TASK DETAILS:
Some lines in the listing may contain the word "kind". Say how many, with the number alone.

DATA EXTRACT:
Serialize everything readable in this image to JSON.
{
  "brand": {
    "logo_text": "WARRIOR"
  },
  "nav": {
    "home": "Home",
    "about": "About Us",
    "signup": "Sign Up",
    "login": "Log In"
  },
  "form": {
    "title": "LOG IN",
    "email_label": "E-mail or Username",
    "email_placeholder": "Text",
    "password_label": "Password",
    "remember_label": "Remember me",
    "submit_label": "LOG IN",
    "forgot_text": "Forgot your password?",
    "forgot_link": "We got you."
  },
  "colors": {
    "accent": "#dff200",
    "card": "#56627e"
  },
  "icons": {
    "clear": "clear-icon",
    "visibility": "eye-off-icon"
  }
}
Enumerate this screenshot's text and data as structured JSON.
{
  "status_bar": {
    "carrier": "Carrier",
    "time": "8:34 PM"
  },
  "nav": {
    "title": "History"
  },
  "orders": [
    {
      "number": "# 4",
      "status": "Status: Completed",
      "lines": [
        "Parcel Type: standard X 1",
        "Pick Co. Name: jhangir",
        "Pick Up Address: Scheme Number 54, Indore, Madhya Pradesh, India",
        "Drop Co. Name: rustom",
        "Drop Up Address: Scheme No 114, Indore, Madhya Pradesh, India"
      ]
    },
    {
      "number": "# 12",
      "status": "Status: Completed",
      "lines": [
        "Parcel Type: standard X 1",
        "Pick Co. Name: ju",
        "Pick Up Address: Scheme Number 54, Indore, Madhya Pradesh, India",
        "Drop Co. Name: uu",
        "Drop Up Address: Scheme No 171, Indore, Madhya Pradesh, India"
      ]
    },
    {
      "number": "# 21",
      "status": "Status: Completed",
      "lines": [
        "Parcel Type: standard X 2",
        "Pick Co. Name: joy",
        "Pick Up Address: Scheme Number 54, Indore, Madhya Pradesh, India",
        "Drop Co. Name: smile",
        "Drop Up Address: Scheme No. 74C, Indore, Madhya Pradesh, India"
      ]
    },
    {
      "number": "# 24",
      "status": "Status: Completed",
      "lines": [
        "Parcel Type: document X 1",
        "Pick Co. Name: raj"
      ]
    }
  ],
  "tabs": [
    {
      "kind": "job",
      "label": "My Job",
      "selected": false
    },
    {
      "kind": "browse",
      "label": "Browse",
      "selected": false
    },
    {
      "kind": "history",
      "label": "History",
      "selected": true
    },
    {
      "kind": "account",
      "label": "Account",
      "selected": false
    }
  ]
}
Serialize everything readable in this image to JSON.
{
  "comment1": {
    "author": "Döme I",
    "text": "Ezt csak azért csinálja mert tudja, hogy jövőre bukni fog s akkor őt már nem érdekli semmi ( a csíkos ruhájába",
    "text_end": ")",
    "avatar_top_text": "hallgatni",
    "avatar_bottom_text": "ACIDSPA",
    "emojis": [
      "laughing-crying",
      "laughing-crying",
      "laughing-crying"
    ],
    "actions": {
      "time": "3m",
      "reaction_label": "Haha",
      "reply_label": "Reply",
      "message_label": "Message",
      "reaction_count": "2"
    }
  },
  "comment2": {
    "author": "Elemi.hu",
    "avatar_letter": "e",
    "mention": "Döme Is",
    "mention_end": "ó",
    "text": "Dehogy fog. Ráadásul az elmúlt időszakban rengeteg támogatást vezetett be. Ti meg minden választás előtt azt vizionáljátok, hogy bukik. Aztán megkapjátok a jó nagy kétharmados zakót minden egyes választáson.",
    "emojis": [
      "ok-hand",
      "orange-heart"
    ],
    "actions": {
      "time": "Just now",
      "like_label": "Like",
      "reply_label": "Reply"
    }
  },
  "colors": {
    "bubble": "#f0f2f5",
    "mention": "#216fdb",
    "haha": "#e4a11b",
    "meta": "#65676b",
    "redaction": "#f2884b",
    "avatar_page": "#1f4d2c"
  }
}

RESPONSE AREA:
4